Visually, the game is beautiful: it’s very dark, darker than others in the series, yet that lends very well to the atmosphere. It runs on the exact same engine as Arkham City and it shows in how similar so many of the elements of the game look. It still somehow manages to look even better and the strong contrast of light and dark gives it an eerie beauty. Cutscenes are done exceptionally well, looking sharp enough to have been taken straight out of a movie. Unfortunately, the visuals are the clearest examples of this game’s most glaring issues: glitches.
Glitches run rampant in the game: characters often don\’t sync up with their voices, there’s some light screen tearing, etc. There are also some that require resetting the console or game; however — on Wii U, at least — these are few and far between. It does detract from the experience, even though it’s not necessarily intrusive. It makes the game feel cheap and rushed, almost as if the developers didn\’t truly care about the product — even if the other elements of the game prove that they clearly did.
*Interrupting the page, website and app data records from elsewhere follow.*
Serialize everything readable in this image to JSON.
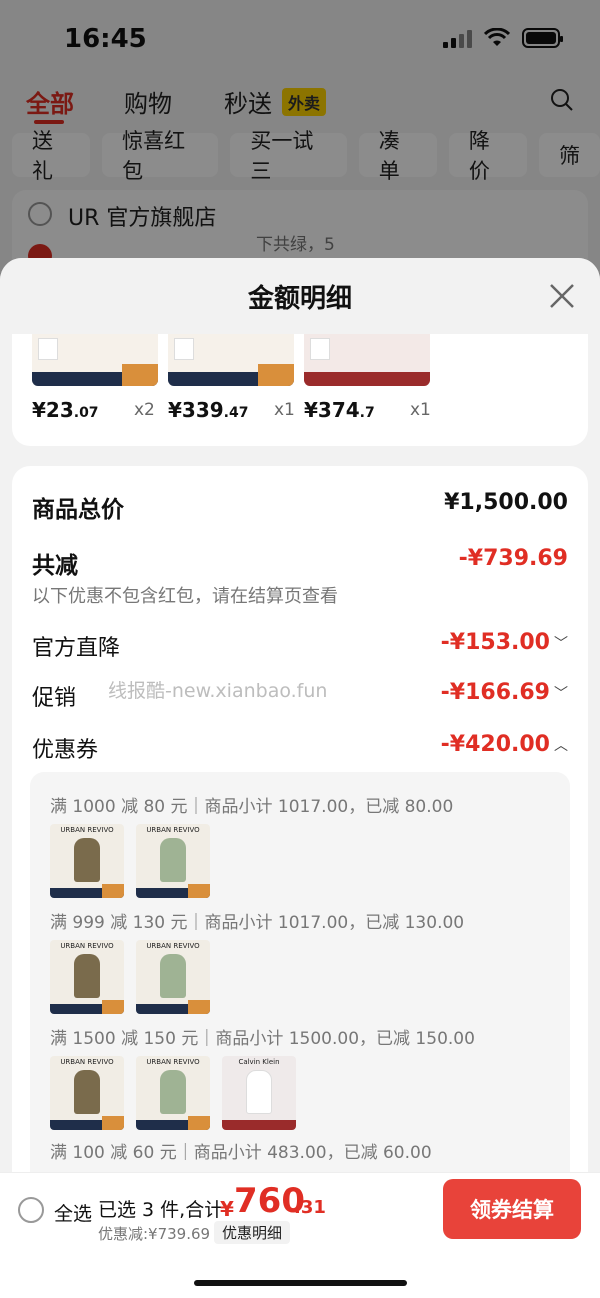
{
  "status_bar": {
    "time": "16:45"
  },
  "background": {
    "tabs": [
      {
        "label": "全部",
        "active": true
      },
      {
        "label": "购物",
        "active": false
      },
      {
        "label": "秒送",
        "active": false
      }
    ],
    "badge": "外卖",
    "chips": [
      "送礼",
      "惊喜红包",
      "买一试三",
      "凑单",
      "降价",
      "筛"
    ],
    "store_name": "UR 官方旗舰店",
    "store_misc": "下共绿，5"
  },
  "sheet": {
    "title": "金额明细",
    "products": [
      {
        "price_int": "¥23",
        "price_dec": ".07",
        "qty": "x2"
      },
      {
        "price_int": "¥339",
        "price_dec": ".47",
        "qty": "x1"
      },
      {
        "price_int": "¥374",
        "price_dec": ".7",
        "qty": "x1"
      }
    ],
    "summary": {
      "total_label": "商品总价",
      "total_value": "¥1,500.00",
      "reduce_label": "共减",
      "reduce_value": "-¥739.69",
      "reduce_note": "以下优惠不包含红包，请在结算页查看",
      "official_label": "官方直降",
      "official_value": "-¥153.00",
      "promo_label": "促销",
      "promo_value": "-¥166.69",
      "coupon_label": "优惠券",
      "coupon_value": "-¥420.00",
      "watermark": "线报酷-new.xianbao.fun"
    },
    "coupon_lines": [
      "满 1000 减 80 元｜商品小计 1017.00，已减 80.00",
      "满 999 减 130 元｜商品小计 1017.00，已减 130.00",
      "满 1500 减 150 元｜商品小计 1500.00，已减 150.00",
      "满 100 减 60 元｜商品小计 483.00，已减 60.00"
    ],
    "brand_text": "URBAN REVIVO",
    "brand_text_ck": "Calvin Klein"
  },
  "bottom_bar": {
    "select_all": "全选",
    "selected": "已选 3 件,合计:",
    "currency": "¥",
    "total_int": "760",
    "total_dec": ".31",
    "discount": "优惠减:¥739.69",
    "detail_tag": "优惠明细",
    "checkout": "领券结算"
  },
  "colors": {
    "accent": "#e02e24",
    "checkout_button": "#e8433a"
  },
  "icons": [
    "close-icon",
    "search-icon",
    "chevron-down-icon",
    "chevron-up-icon",
    "signal-icon",
    "wifi-icon",
    "battery-icon"
  ]
}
GamePad features are stripped down to a bare minimum compared to Arkham City Armored Edition. There’s no gyroscope or quick item-switching, unfortunately, but the real-time map on the controller is still helpful, letting the game feel cinematic without detracting. Item-switching is frustrating at first; you have to figure out the exact direction to push the control pad from every different starting placement, and it’s infuriating. Eventually, it comes naturally, but it wasn\’t until my second playthrough that it happened. After the ability to quickly switch on the GamePad for Armored Edition, it’s a huge step back. Thankfully, Off-TV Play still makes an appearance, though the helpfulness of that feature will vary depending on the player’s situation.
The soundtrack is one of Batman’s best ever. Christopher Drake came in and did a fantastic job, creating an intense, thrilling soundtrack that fits every situation it’s placed in. Similarly, the voice acting is superb. Kevin Conroy and Mark Hamill both left their roles as Bruce Wayne and The Joker, leaving mighty big shoes to fill, but Roger Craig Smith and Troy Baker took on the challenge and passed with flying colors. I never even noticed a difference my first time hearing them; they fit the roles so perfectly. A few of the other performances left something to be desired, but at the very least, they got the job done — even the average criminals sounded great.
In the end, it’s an incredible game. It’s one that, while it does take its entire core from others in the series before it, manages to stand out by giving incredible boss battles, an improved combat system, an excellent, massive open world, and a story that easily lives up to the Arkham name. At times, it even surpasses its predecessors — but the excessive glitches and lack of many innovations and changes in structure hold it back from being truly spectacular. Nevertheless, it’s not only another Batman game, it’s another excellent Batman game — and that means it is, without a doubt, worth a try for not only fans of the franchise, but any gaming fan out there.